TASK DETAILS
Exactly the lines from the one holding "Parse this screenshot: output" to the end of the listing, both ends included, make up the expected answer.

[[ GIVEN ENTRIES open ]]

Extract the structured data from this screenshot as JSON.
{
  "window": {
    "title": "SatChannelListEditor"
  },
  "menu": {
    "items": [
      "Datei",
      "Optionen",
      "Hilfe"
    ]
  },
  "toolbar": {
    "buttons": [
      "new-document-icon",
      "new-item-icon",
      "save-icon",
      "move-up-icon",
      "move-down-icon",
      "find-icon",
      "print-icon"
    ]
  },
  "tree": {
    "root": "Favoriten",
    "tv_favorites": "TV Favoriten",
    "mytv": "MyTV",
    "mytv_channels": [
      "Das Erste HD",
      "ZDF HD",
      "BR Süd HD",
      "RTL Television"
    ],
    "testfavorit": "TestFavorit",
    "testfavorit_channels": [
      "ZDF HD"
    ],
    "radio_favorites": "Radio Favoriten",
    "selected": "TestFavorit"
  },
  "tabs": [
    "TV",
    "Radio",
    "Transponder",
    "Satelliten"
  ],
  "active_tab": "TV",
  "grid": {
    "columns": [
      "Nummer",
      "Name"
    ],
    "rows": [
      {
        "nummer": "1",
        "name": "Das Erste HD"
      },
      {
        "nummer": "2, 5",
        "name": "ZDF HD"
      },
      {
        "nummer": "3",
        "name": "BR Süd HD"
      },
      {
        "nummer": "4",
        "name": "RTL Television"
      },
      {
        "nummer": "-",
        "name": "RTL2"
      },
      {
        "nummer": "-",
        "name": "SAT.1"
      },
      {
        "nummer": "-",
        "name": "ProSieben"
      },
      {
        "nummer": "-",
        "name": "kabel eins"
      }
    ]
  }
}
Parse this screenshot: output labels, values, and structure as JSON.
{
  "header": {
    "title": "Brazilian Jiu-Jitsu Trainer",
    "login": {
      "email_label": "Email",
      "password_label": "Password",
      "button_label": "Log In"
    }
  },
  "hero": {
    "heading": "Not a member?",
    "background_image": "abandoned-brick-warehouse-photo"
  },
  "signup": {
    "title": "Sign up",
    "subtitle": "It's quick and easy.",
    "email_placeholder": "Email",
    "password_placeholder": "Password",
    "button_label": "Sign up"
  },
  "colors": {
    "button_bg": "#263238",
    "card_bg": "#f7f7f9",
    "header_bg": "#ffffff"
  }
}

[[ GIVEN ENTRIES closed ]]

ANSWER TO THIS EXERCISE
Parse this screenshot: output labels, values, and structure as JSON.
{
  "header": {
    "title": "Brazilian Jiu-Jitsu Trainer",
    "login": {
      "email_label": "Email",
      "password_label": "Password",
      "button_label": "Log In"
    }
  },
  "hero": {
    "heading": "Not a member?",
    "background_image": "abandoned-brick-warehouse-photo"
  },
  "signup": {
    "title": "Sign up",
    "subtitle": "It's quick and easy.",
    "email_placeholder": "Email",
    "password_placeholder": "Password",
    "button_label": "Sign up"
  },
  "colors": {
    "button_bg": "#263238",
    "card_bg": "#f7f7f9",
    "header_bg": "#ffffff"
  }
}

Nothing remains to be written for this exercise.